Will Windows 8 Win? Microsoft's Uphill Battle Against Apple, Android


Like its partnerships, the Windows brand itself may give Microsoft’s newest OS a leg up in the mobility market, solution providers speculate. As much as consumers seek out the newest mobile trends, the familiarity of the Microsoft name could alone be a catalyst for Windows 8 adoption, especially in the enterprise.

Josh Covington, marketing manager at Velocity Micro, a system builder based in Richmond, Va., believes that the deep-seated Microsoft brand within so many enterprise IT infrastructures is going to one of the biggest drivers to Windows 8 success. For many IT teams, Covington explained, Microsoft means compatibility.

“The biggest thing is going to be the compatibility with the enterprise systems that are already out there,” he said. “One of its biggest strengths is going to be within the enterprise market. People have invested millions and millions of dollars on their IT infrastructure to make them Windows-compliant. If they buy a Windows 8 tablet, it’s going to seamlessly work with the infrastructure they already have in place.”

Indeed, Microsoft has a different strategy than Apple and Google for its mobile push. Unlike iOS and Android, which cover tablets and smartphones, Windows 8 will work on desktops, notebooks and tablets and not smartphones (Microsoft has Windows Phone 7 for that). Microsoft is hoping its desktop dominance will trickle down into the tablet market with the lure of cross-device compatibility and ease of use.

Osgood said that while competing operating systems such as iOS may provide a sleeker look and feel, Windows 8 provides something much more valuable: consistency.

“Even though Windows may not provide as compelling a user experience as, say, a Mac -- even from a hardware standpoint it’s not even close -- Microsoft makes up for that by the fact that a CEO says, ‘You know what, this is where I do my e-mail. This is where I’m comfortable operating. And this is what I’ll continue to do.’”

Whether the Windows name, enterprise adoption or a long-standing reputation will be enough for Microsoft is yet to be seen. What solution providers, analysts and IT enthusiasts do know, however, is that the software giant has certainly proved its resiliency over the years. And Windows 8 may be no exception.

“They are kind of the turtle in the race,” Osgood said of Microsoft.” They can stay in the race long enough to eventually win.
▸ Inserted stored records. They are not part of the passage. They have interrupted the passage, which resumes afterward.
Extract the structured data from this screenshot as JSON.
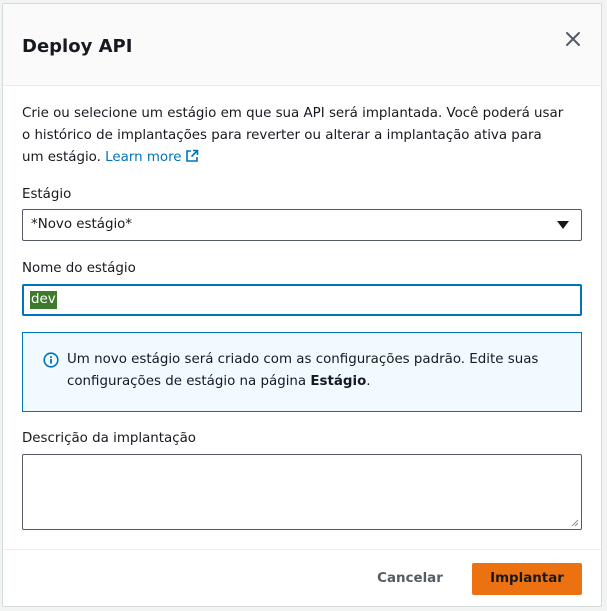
{
  "modal": {
    "title": "Deploy API",
    "close_icon": "close-icon"
  },
  "intro": {
    "text": "Crie ou selecione um estágio em que sua API será implantada. Você poderá usar o histórico de implantações para reverter ou alterar a implantação ativa para um estágio.",
    "link_label": "Learn more",
    "link_icon": "external-link-icon"
  },
  "stage": {
    "label": "Estágio",
    "selected": "*Novo estágio*",
    "caret_icon": "caret-down-icon"
  },
  "stage_name": {
    "label": "Nome do estágio",
    "value": "dev"
  },
  "info": {
    "icon": "info-icon",
    "text_before": "Um novo estágio será criado com as configurações padrão. Edite suas configurações de estágio na página ",
    "text_bold": "Estágio",
    "text_after": "."
  },
  "description": {
    "label": "Descrição da implantação",
    "value": ""
  },
  "footer": {
    "cancel_label": "Cancelar",
    "deploy_label": "Implantar"
  },
  "colors": {
    "link": "#0073bb",
    "primary": "#ec7211",
    "info_bg": "#f1faff",
    "focus": "#0073bb"
  }
}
They don’t have to produce a winner every time to ultimately win. They’ve had a lot of flops. But they use that, and they learn from that.”